Element data from apps and pages:
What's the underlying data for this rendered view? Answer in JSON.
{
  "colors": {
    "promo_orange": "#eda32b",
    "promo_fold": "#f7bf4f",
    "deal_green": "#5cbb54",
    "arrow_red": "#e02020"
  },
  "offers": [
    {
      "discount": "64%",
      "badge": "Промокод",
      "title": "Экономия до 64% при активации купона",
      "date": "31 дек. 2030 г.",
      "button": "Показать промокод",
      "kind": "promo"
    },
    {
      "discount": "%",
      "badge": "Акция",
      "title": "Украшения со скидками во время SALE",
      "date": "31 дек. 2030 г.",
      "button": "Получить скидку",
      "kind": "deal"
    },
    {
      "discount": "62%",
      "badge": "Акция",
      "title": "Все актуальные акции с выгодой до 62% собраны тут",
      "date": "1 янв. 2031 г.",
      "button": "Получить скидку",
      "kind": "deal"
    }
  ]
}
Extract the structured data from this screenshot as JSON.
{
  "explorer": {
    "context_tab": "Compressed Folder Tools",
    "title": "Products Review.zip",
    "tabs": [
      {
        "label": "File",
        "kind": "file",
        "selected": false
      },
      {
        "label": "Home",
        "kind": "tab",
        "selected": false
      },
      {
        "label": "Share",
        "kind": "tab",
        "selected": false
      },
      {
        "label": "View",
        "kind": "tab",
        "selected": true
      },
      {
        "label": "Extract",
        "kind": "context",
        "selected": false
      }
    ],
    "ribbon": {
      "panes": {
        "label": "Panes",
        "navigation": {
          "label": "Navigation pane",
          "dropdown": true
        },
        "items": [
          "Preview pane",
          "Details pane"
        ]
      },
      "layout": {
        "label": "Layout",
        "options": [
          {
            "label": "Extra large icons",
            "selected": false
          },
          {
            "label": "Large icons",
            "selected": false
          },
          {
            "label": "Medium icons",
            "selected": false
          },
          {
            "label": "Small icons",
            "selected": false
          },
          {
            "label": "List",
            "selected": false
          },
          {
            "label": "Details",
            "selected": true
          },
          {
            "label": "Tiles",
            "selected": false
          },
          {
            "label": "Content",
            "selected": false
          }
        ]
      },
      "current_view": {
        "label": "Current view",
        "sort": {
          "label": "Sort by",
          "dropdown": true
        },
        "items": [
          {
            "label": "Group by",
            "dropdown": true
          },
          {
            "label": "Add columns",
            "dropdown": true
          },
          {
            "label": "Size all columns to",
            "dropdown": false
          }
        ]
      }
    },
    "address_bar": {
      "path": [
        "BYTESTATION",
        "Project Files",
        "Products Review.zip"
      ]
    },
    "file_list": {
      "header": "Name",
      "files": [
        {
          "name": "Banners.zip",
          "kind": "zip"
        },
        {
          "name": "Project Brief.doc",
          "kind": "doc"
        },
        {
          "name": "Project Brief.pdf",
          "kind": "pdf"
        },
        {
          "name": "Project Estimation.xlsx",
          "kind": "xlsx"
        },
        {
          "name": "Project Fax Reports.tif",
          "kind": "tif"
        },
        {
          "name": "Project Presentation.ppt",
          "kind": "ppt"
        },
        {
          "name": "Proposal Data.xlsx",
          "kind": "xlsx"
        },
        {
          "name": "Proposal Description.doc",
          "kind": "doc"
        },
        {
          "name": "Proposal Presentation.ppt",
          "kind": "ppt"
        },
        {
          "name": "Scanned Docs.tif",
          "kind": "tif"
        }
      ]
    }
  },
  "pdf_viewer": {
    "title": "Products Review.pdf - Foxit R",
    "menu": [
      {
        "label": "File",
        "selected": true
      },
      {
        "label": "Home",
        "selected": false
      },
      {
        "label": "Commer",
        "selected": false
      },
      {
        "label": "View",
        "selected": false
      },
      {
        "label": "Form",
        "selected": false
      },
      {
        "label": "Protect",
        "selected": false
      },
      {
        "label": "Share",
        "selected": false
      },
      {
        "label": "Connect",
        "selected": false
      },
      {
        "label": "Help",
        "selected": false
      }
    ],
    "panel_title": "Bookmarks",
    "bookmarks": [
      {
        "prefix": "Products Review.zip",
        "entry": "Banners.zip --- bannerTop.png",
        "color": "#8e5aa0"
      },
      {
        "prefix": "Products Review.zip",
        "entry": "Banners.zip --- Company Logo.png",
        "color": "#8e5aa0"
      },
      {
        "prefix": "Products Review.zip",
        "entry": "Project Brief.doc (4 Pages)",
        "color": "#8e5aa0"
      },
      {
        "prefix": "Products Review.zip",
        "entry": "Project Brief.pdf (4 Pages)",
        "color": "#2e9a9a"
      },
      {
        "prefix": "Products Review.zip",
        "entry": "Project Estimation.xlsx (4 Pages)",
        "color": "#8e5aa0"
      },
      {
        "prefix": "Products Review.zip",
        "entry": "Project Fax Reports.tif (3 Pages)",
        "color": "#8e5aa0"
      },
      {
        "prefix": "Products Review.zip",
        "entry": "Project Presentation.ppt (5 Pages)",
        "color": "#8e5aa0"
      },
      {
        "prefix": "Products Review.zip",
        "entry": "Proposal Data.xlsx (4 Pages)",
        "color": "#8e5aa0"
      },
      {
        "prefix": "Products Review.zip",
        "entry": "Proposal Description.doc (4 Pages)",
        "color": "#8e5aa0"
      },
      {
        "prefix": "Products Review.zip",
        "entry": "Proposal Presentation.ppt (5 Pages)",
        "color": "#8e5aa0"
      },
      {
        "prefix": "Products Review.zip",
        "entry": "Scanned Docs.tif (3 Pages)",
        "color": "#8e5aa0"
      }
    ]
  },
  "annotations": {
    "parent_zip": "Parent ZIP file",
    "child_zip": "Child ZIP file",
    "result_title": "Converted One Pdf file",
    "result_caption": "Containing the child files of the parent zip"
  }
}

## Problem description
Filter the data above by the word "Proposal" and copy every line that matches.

## Solution to the problem
          "name": "Proposal Data.xlsx",
          "name": "Proposal Description.doc",
          "name": "Proposal Presentation.ppt",
        "entry": "Proposal Data.xlsx (4 Pages)",
        "entry": "Proposal Description.doc (4 Pages)",
        "entry": "Proposal Presentation.ppt (5 Pages)",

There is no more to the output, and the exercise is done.